── PROVIDED MATERIAL
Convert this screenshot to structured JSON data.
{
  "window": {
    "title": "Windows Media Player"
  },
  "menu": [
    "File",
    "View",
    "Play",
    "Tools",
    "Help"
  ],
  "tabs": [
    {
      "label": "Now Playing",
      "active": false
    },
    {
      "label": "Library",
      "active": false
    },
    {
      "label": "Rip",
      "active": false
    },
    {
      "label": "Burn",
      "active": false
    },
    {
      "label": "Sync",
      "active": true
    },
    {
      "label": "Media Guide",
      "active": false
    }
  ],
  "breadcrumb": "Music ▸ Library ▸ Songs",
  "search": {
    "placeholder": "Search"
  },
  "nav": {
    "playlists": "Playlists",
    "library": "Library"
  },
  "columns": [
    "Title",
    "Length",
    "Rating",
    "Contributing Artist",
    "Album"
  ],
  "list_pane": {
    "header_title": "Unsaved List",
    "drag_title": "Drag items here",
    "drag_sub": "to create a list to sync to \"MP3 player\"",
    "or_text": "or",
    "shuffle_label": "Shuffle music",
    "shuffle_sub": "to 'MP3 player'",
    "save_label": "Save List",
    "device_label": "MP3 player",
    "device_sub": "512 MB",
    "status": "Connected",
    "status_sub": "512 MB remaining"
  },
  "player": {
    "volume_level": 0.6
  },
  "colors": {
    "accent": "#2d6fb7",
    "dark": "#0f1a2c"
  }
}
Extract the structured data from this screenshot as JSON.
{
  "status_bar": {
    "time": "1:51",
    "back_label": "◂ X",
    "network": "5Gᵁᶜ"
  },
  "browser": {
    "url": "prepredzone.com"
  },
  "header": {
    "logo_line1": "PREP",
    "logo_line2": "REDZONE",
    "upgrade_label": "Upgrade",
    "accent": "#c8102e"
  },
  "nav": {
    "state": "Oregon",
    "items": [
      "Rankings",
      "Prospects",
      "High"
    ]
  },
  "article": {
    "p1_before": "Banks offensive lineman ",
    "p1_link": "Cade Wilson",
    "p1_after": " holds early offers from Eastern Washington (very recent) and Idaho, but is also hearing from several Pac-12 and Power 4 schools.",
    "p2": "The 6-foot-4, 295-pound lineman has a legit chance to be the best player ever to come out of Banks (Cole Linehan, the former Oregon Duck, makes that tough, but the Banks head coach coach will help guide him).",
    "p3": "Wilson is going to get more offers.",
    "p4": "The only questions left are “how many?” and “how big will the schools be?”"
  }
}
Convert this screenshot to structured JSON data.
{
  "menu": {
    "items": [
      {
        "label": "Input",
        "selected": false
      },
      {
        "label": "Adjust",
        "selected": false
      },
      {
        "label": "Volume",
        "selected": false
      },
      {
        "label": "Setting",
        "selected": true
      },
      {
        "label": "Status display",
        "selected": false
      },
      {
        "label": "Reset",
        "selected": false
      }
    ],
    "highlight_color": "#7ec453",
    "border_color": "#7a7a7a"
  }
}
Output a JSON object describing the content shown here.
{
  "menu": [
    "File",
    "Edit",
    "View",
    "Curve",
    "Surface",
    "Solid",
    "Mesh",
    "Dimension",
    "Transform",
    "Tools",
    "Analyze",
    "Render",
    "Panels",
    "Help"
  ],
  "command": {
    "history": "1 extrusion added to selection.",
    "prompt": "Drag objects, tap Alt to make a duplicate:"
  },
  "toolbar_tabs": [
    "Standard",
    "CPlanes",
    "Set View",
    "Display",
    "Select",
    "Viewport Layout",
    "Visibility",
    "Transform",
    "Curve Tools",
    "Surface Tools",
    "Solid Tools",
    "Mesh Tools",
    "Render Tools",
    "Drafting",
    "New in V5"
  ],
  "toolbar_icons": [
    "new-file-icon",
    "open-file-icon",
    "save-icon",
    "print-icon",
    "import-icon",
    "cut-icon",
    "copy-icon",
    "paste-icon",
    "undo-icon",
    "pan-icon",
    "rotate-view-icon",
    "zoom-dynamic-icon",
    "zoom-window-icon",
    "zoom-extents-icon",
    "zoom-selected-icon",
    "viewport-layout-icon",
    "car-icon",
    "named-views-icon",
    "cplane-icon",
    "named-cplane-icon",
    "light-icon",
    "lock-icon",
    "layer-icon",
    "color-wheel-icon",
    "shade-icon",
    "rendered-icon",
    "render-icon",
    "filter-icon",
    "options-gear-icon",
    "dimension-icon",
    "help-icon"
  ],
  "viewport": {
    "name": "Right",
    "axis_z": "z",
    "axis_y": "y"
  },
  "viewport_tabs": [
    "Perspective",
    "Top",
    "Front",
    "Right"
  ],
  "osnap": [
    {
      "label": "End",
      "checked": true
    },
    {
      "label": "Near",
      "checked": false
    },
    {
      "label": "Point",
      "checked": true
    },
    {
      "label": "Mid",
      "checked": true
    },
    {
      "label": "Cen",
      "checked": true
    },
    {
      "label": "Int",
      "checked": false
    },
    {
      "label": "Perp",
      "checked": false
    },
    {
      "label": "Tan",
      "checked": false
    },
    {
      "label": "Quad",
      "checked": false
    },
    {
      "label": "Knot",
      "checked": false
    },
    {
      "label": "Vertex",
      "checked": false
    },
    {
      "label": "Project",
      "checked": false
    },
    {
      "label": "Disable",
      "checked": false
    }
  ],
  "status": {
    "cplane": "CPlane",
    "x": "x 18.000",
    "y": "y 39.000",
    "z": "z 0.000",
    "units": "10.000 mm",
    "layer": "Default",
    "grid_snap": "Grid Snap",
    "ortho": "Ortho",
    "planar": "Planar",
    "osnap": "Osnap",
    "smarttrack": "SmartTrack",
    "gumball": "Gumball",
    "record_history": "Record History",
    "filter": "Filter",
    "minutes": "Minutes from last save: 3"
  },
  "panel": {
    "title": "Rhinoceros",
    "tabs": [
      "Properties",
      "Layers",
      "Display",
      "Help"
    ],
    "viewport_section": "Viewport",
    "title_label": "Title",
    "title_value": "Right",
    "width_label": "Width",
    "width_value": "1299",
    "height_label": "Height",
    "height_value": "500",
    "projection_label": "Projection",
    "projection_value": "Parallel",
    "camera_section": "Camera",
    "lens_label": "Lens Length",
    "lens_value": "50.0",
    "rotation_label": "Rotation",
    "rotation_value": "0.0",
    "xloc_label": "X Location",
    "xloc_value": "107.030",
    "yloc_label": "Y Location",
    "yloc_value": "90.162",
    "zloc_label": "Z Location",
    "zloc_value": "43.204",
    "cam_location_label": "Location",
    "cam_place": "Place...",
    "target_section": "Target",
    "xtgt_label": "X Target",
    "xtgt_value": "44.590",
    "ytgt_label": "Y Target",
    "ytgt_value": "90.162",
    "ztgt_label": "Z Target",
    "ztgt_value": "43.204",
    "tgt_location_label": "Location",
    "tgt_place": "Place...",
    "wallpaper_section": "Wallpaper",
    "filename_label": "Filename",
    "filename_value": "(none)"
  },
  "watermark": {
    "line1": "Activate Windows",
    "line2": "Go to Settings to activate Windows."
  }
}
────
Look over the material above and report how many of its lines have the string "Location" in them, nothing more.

5